US20110030062 *Jul 30, 2009Feb 3, 2011Microsoft CorporationVersion-based software product activation
US20110072522 *Sep 22, 2009Mar 24, 2011Vikram KokaSystem and Method for Capacity Licensing
US20110173705 *Jan 6, 2011Jul 14, 2011Deutsche Telekom AgMethod and system of processing annotated multimedia documents using granular and hierarchical permissions
US20120069911 *Sep 20, 2011Mar 22, 2012Onecodec, Ltd.Systems and methods for encoding, transmitting and decoding
US20120101929 *Aug 26, 2011Apr 26, 2012Massively Parallel Technologies, Inc.Parallel processing development environment and associated methods
US20120144457 *Dec 6, 2010Jun 7, 2012Verizon Patent And Licensing Inc.Method and system for providing registration of an application instance
US20140033315 *Nov 19, 2009Jan 30, 2014Adobe Systems IncorporatedMethod and system for enforcing a license dependency rule for a software application
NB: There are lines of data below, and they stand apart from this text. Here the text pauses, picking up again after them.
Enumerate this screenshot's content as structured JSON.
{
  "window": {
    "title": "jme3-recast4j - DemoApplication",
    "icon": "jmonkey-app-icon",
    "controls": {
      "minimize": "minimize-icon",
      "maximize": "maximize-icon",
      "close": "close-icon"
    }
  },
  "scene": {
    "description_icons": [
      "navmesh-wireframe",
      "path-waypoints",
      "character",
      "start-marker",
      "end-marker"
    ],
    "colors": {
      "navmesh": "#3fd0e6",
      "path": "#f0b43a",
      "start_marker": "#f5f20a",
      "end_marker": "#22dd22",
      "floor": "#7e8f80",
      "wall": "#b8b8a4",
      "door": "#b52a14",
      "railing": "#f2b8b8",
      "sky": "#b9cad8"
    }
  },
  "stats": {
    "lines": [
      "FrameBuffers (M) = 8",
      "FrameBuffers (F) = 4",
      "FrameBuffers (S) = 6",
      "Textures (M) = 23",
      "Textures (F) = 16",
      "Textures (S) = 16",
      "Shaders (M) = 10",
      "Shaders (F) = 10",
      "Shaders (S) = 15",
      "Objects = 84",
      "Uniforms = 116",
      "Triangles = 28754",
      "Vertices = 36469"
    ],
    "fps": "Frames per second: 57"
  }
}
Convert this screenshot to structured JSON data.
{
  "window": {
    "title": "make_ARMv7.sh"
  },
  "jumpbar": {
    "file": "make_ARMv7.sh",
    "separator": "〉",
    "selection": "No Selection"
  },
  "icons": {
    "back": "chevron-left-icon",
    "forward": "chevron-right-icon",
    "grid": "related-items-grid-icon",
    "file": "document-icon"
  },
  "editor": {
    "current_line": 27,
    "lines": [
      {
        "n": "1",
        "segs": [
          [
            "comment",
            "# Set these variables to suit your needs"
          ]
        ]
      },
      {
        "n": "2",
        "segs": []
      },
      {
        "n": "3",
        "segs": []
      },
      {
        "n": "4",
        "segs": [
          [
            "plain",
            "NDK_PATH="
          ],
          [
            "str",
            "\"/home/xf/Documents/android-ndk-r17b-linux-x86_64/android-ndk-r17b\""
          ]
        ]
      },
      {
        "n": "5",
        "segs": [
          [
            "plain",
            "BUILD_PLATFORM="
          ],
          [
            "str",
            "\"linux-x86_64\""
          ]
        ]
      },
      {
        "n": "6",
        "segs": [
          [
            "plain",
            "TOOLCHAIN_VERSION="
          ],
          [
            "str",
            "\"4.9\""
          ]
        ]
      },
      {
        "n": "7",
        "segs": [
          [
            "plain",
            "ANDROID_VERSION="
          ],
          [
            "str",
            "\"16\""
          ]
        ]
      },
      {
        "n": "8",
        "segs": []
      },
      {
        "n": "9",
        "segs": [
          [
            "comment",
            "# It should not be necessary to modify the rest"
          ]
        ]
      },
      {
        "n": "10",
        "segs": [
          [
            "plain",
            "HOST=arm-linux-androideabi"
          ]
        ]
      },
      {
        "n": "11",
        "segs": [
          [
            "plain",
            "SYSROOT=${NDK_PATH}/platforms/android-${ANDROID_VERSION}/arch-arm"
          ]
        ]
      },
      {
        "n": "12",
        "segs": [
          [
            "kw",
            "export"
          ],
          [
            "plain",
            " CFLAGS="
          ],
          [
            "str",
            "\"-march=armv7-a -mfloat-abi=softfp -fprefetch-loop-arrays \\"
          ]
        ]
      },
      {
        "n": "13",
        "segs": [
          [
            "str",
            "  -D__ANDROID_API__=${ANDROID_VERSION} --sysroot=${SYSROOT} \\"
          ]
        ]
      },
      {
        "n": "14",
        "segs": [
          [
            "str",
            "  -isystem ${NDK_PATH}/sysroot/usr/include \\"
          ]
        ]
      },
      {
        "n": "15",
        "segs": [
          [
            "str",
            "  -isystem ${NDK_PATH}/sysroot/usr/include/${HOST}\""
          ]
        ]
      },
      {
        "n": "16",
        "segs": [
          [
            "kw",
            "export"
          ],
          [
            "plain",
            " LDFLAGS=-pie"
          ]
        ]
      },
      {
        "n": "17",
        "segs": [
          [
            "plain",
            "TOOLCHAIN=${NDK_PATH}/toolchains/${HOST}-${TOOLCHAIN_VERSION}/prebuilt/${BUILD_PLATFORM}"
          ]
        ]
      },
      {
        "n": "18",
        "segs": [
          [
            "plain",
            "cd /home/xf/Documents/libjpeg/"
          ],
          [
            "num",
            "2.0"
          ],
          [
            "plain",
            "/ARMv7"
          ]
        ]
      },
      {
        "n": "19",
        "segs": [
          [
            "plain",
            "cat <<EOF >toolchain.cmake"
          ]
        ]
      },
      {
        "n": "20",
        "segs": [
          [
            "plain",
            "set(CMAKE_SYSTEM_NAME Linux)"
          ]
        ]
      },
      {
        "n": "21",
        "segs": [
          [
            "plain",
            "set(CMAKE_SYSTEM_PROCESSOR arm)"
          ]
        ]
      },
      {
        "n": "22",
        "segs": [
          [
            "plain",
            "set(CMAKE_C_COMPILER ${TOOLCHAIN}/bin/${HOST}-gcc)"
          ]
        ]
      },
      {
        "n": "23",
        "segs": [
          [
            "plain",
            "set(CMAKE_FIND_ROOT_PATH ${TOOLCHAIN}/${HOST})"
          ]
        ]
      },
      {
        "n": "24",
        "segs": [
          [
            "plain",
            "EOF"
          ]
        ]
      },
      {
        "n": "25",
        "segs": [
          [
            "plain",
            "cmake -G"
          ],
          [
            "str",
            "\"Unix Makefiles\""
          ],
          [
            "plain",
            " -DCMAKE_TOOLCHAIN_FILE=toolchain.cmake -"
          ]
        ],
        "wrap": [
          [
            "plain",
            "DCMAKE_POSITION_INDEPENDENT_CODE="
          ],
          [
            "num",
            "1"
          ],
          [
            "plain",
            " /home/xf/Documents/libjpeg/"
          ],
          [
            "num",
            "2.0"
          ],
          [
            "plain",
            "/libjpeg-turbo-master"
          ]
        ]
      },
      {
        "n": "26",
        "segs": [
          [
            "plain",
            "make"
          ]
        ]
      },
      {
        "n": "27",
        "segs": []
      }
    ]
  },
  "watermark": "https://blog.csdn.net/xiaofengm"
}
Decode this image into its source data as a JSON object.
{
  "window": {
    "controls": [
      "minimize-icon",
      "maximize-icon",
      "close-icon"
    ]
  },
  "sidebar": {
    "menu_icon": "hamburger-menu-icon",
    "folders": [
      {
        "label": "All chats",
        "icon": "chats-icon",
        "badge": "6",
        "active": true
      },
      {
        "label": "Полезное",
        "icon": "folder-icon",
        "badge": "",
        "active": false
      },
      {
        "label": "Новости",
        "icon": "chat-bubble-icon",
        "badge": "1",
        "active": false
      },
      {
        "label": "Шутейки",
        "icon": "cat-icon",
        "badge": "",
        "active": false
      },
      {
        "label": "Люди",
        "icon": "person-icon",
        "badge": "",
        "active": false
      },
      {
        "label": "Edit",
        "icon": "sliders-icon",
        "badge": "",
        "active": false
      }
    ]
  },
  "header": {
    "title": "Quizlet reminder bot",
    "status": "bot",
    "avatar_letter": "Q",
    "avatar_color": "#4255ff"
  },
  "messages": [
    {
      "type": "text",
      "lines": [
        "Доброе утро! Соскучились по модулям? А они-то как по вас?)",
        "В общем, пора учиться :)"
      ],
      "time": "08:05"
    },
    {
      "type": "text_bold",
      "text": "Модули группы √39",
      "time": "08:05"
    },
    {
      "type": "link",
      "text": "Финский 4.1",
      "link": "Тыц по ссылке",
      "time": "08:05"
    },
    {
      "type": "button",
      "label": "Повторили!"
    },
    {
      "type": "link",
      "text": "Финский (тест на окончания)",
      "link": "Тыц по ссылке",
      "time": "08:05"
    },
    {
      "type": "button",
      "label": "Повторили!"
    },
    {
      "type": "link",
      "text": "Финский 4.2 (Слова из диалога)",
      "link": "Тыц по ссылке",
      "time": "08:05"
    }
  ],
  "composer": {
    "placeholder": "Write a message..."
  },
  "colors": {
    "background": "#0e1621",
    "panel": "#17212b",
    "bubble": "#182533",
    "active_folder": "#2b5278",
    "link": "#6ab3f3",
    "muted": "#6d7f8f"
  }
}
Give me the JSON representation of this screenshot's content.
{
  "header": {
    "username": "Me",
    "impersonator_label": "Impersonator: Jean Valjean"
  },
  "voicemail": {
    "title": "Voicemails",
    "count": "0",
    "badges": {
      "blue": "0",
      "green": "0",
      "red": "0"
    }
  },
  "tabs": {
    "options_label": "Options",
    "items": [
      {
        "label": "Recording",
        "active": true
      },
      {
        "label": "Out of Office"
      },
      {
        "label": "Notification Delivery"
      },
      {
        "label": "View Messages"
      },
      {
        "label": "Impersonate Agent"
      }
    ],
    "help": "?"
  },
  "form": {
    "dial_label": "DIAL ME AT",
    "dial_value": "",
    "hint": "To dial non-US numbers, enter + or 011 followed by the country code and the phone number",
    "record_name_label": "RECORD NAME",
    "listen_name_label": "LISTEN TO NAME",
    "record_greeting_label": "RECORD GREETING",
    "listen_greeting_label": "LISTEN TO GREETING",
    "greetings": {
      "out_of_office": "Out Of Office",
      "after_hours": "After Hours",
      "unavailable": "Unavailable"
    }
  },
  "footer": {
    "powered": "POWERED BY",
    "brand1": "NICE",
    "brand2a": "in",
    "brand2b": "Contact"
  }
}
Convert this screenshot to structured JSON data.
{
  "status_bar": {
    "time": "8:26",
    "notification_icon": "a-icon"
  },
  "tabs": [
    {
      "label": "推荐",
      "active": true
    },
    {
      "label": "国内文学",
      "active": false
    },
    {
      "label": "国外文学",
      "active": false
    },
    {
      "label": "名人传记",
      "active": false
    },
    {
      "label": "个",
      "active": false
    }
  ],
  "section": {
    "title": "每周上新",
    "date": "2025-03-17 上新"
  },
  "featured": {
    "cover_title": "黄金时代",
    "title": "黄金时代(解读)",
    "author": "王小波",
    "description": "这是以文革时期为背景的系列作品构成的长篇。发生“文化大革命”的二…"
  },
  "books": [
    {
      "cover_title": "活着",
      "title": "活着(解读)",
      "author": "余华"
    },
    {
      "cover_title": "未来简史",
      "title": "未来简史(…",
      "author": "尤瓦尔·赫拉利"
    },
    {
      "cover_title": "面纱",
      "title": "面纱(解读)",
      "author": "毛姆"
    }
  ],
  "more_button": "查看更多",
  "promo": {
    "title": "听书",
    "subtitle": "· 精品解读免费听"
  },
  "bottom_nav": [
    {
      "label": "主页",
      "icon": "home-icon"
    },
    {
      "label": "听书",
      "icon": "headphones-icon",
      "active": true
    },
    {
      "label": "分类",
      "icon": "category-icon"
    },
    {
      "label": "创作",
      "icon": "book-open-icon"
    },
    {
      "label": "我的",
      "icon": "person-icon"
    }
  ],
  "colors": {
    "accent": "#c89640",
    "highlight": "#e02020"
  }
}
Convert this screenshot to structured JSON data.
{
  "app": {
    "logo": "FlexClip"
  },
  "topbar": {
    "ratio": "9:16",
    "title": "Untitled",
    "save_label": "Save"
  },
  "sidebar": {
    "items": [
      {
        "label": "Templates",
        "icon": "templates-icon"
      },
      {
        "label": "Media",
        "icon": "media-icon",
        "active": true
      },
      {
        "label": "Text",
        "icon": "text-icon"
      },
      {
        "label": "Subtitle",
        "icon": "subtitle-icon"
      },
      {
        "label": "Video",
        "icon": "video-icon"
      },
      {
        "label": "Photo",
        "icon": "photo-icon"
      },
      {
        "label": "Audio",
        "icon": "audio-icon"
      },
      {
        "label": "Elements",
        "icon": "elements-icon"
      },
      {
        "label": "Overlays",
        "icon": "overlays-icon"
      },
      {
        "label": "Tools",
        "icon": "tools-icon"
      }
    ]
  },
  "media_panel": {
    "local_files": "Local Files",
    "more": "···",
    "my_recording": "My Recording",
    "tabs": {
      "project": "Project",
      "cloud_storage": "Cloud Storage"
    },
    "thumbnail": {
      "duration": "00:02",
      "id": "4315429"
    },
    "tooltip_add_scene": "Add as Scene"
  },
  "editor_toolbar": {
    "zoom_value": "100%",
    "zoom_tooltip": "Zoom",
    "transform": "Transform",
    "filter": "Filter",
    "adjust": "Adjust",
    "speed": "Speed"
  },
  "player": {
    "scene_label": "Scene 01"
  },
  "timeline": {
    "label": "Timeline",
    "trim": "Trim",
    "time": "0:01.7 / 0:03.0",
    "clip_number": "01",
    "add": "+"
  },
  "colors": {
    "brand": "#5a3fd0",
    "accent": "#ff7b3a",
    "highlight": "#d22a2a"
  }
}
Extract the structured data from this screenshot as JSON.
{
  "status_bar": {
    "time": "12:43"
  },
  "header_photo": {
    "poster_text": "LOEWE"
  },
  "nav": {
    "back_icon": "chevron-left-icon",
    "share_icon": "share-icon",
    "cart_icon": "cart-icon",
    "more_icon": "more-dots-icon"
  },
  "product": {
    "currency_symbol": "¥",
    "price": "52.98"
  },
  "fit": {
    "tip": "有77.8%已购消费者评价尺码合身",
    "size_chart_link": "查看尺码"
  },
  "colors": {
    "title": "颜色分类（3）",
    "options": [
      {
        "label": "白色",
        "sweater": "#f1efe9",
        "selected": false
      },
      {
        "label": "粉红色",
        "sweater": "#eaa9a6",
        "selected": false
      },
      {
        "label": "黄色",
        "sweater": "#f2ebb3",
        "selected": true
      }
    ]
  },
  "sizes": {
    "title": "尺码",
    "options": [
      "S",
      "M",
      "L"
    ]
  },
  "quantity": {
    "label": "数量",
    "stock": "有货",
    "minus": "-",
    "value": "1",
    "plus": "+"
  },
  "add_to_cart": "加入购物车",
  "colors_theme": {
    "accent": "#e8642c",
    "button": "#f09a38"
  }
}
US20140289184 *Sep 9, 2009Sep 25, 2014Sanjeev Kumar BiswasLicense structure representation for license management
EP2184706A1 *Nov 10, 2008May 12, 2010Siemens AktiengesellschaftMethod and device for operating a system using data protected from unauthorised use
Classifications
U.S. Classification705/59
International ClassificationG06Q99/00
Cooperative ClassificationG06F21/10, G06F21/64
European ClassificationG06F21/64, G06F21/10
Legal Events
DateCodeEventDescription
Jul 12, 2006ASAssignment
Owner name: BLACK DUCK SOFTWARE, INC., MASSACHUSETTS
Free format text: ASSIGNMENT OF ASSIGNORS INTEREST;ASSIGNORS:PEDERSEN, PALLE M;LEVIN, DOUGLAS A;REEL/FRAME:017916/0851
Effective date: 20060525